REQUIRED WORK: Your task is to filter the data below down to the lines holding "Sala".

EXTRACTED RECORDS:
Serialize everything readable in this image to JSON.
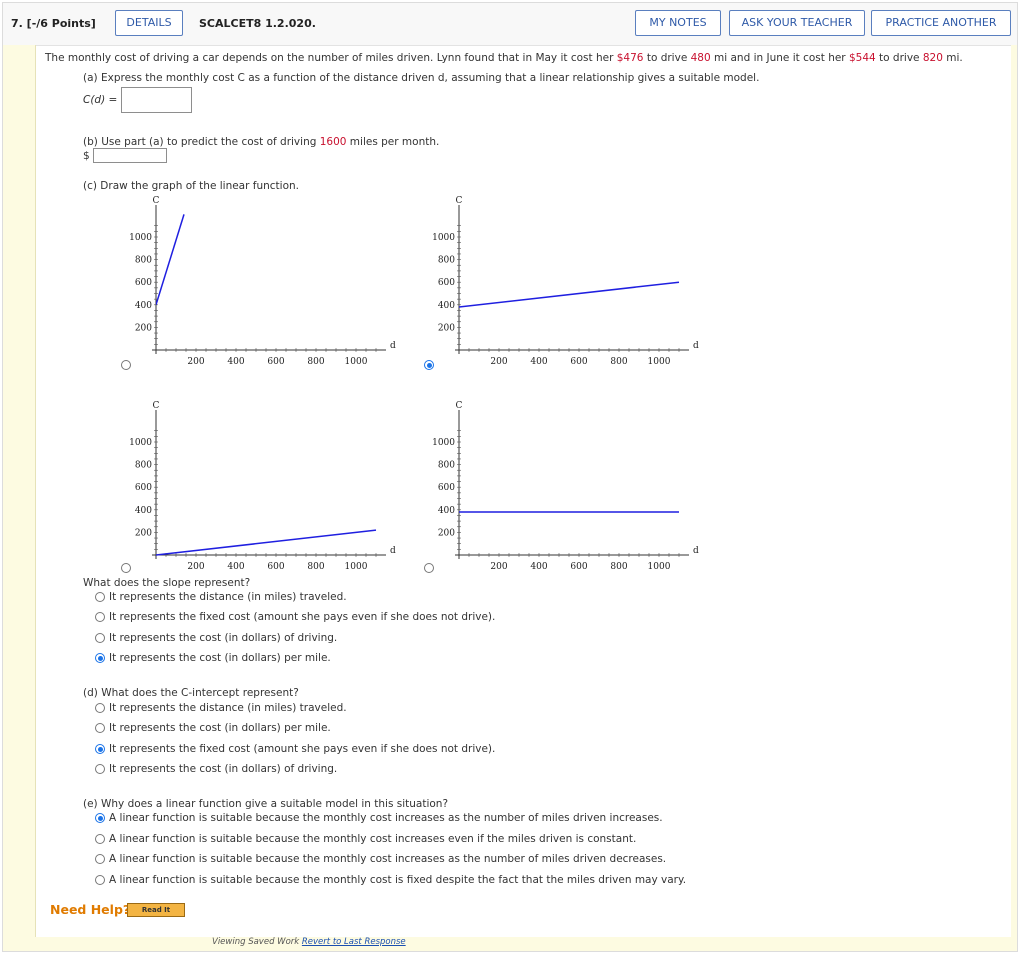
{
  "header": {
    "number": "7. [-/6 Points]",
    "details": "DETAILS",
    "code": "SCALCET8 1.2.020.",
    "my_notes": "MY NOTES",
    "ask_teacher": "ASK YOUR TEACHER",
    "practice": "PRACTICE ANOTHER"
  },
  "problem": {
    "pre": "The monthly cost of driving a car depends on the number of miles driven. Lynn found that in May it cost her ",
    "cost1": "$476",
    "mid1": " to drive ",
    "miles1": "480",
    "mid2": " mi and in June it cost her ",
    "cost2": "$544",
    "mid3": " to drive ",
    "miles2": "820",
    "end": " mi."
  },
  "part_a": {
    "prompt": "(a) Express the monthly cost C as a function of the distance driven d, assuming that a linear relationship gives a suitable model.",
    "label": "C(d) =",
    "value": ""
  },
  "part_b": {
    "pre": "(b) Use part (a) to predict the cost of driving ",
    "miles": "1600",
    "post": " miles per month.",
    "dollar": "$",
    "value": ""
  },
  "part_c": {
    "prompt": "(c) Draw the graph of the linear function.",
    "slope_q": "What does the slope represent?",
    "slope_options": [
      "It represents the distance (in miles) traveled.",
      "It represents the fixed cost (amount she pays even if she does not drive).",
      "It represents the cost (in dollars) of driving.",
      "It represents the cost (in dollars) per mile."
    ],
    "slope_selected": 3,
    "graph_selected": 1
  },
  "part_d": {
    "prompt": "(d) What does the C-intercept represent?",
    "options": [
      "It represents the distance (in miles) traveled.",
      "It represents the cost (in dollars) per mile.",
      "It represents the fixed cost (amount she pays even if she does not drive).",
      "It represents the cost (in dollars) of driving."
    ],
    "selected": 2
  },
  "part_e": {
    "prompt": "(e) Why does a linear function give a suitable model in this situation?",
    "options": [
      "A linear function is suitable because the monthly cost increases as the number of miles driven increases.",
      "A linear function is suitable because the monthly cost increases even if the miles driven is constant.",
      "A linear function is suitable because the monthly cost increases as the number of miles driven decreases.",
      "A linear function is suitable because the monthly cost is fixed despite the fact that the miles driven may vary."
    ],
    "selected": 0
  },
  "help": {
    "need_help": "Need Help?",
    "read_it": "Read It"
  },
  "footer": {
    "viewing": "Viewing Saved Work ",
    "revert": "Revert to Last Response"
  },
  "chart_data": [
    {
      "type": "line",
      "xlabel": "d",
      "ylabel": "C",
      "xlim": [
        0,
        1150
      ],
      "ylim": [
        0,
        1100
      ],
      "xticks": [
        "200",
        "400",
        "600",
        "800",
        "1000"
      ],
      "yticks": [
        "200",
        "400",
        "600",
        "800",
        "1000"
      ],
      "x": [
        0,
        140
      ],
      "y": [
        400,
        1200
      ]
    },
    {
      "type": "line",
      "xlabel": "d",
      "ylabel": "C",
      "xlim": [
        0,
        1150
      ],
      "ylim": [
        0,
        1100
      ],
      "xticks": [
        "200",
        "400",
        "600",
        "800",
        "1000"
      ],
      "yticks": [
        "200",
        "400",
        "600",
        "800",
        "1000"
      ],
      "x": [
        0,
        1100
      ],
      "y": [
        380,
        600
      ]
    },
    {
      "type": "line",
      "xlabel": "d",
      "ylabel": "C",
      "xlim": [
        0,
        1150
      ],
      "ylim": [
        0,
        1100
      ],
      "xticks": [
        "200",
        "400",
        "600",
        "800",
        "1000"
      ],
      "yticks": [
        "200",
        "400",
        "600",
        "800",
        "1000"
      ],
      "x": [
        0,
        1100
      ],
      "y": [
        0,
        220
      ]
    },
    {
      "type": "line",
      "xlabel": "d",
      "ylabel": "C",
      "xlim": [
        0,
        1150
      ],
      "ylim": [
        0,
        1100
      ],
      "xticks": [
        "200",
        "400",
        "600",
        "800",
        "1000"
      ],
      "yticks": [
        "200",
        "400",
        "600",
        "800",
        "1000"
      ],
      "x": [
        0,
        1100
      ],
      "y": [
        380,
        380
      ]
    }
  ]
}
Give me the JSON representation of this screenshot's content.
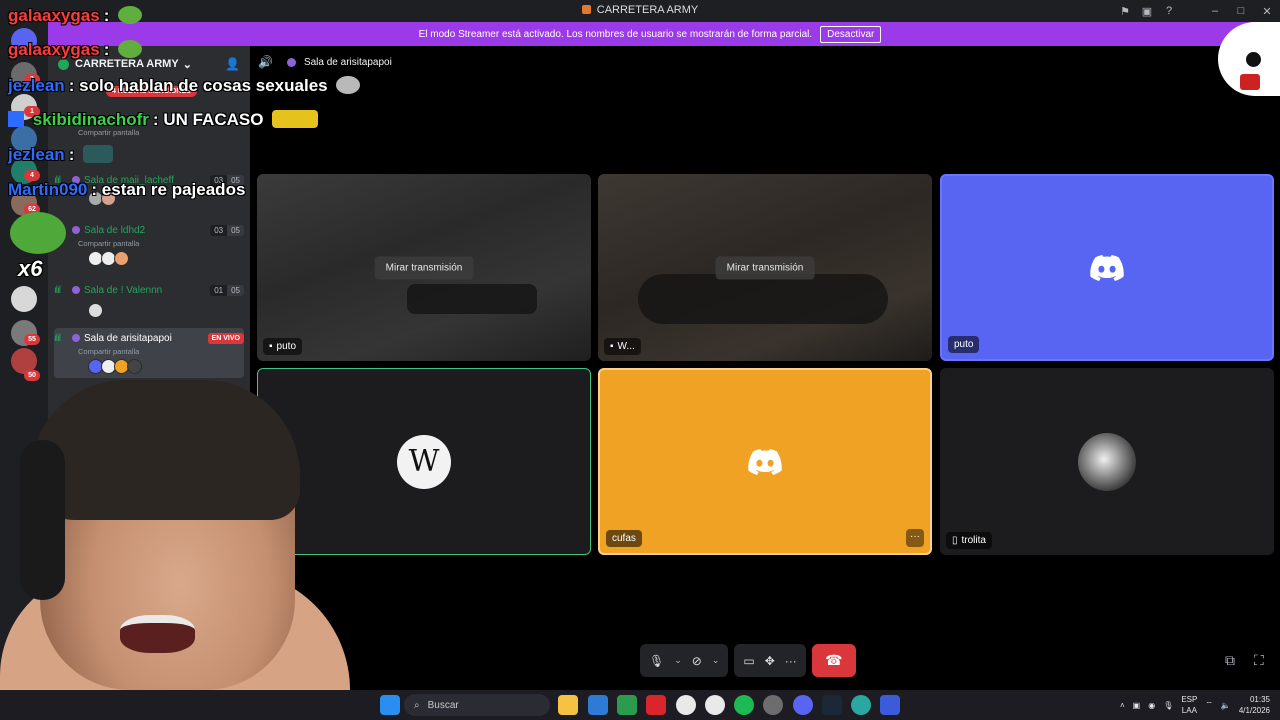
{
  "window": {
    "title": "CARRETERA ARMY"
  },
  "banner": {
    "text": "El modo Streamer está activado. Los nombres de usuario se mostrarán de forma parcial.",
    "button": "Desactivar"
  },
  "rail": {
    "badges": [
      "3",
      "1",
      "4",
      "62",
      "55",
      "50"
    ]
  },
  "server": {
    "name": "CARRETERA ARMY",
    "mentions": "4 NUEVAS MENCIONES"
  },
  "channels": [
    {
      "name": "Sala de maii_lacheff",
      "sub": "",
      "count_a": "03",
      "count_b": "05"
    },
    {
      "name": "Sala de ldhd2",
      "sub": "Compartir pantalla",
      "count_a": "03",
      "count_b": "05"
    },
    {
      "name": "Sala de ! Valennn",
      "sub": "",
      "count_a": "01",
      "count_b": "05"
    },
    {
      "name": "Sala de arisitapapoi",
      "sub": "Compartir pantalla",
      "live": "EN VIVO"
    }
  ],
  "first_channel_sub": "Compartir pantalla",
  "call": {
    "channel": "Sala de arisitapapoi"
  },
  "tiles": [
    {
      "tag": "puto",
      "watch": "Mirar transmisión"
    },
    {
      "tag": "W...",
      "watch": "Mirar transmisión"
    },
    {
      "tag": "puto"
    },
    {
      "tag": "...",
      "initial": "W"
    },
    {
      "tag": "cufas"
    },
    {
      "tag": "trolita"
    }
  ],
  "chat": [
    {
      "user": "galaaxygas",
      "sep": ":",
      "text": "",
      "color": "#ff3b3b"
    },
    {
      "user": "galaaxygas",
      "sep": ":",
      "text": "",
      "color": "#ff3b3b"
    },
    {
      "user": "jezlean",
      "sep": ":",
      "text": "solo hablan de cosas sexuales",
      "color": "#2e6bff"
    },
    {
      "user": "skibidinachofr",
      "sep": ":",
      "text": "UN FACASO",
      "color": "#3ad34a"
    },
    {
      "user": "jezlean",
      "sep": ":",
      "text": "",
      "color": "#2e6bff"
    },
    {
      "user": "Martin090",
      "sep": ":",
      "text": "estan re pajeados",
      "color": "#2e6bff"
    }
  ],
  "emote_multiplier": "x6",
  "taskbar": {
    "search": "Buscar",
    "lang_top": "ESP",
    "lang_bottom": "LAA",
    "time": "01:35",
    "date": "4/1/2026"
  },
  "colors": {
    "blurple": "#5865f2",
    "orange": "#f0a224",
    "danger": "#da373c",
    "online": "#23a55a",
    "banner": "#9b3ae8"
  }
}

OUTPUT FOR THIS TASK:
      "name": "Sala de maii_lacheff",
      "name": "Sala de ldhd2",
      "name": "Sala de ! Valennn",
      "name": "Sala de arisitapapoi",
    "channel": "Sala de arisitapapoi"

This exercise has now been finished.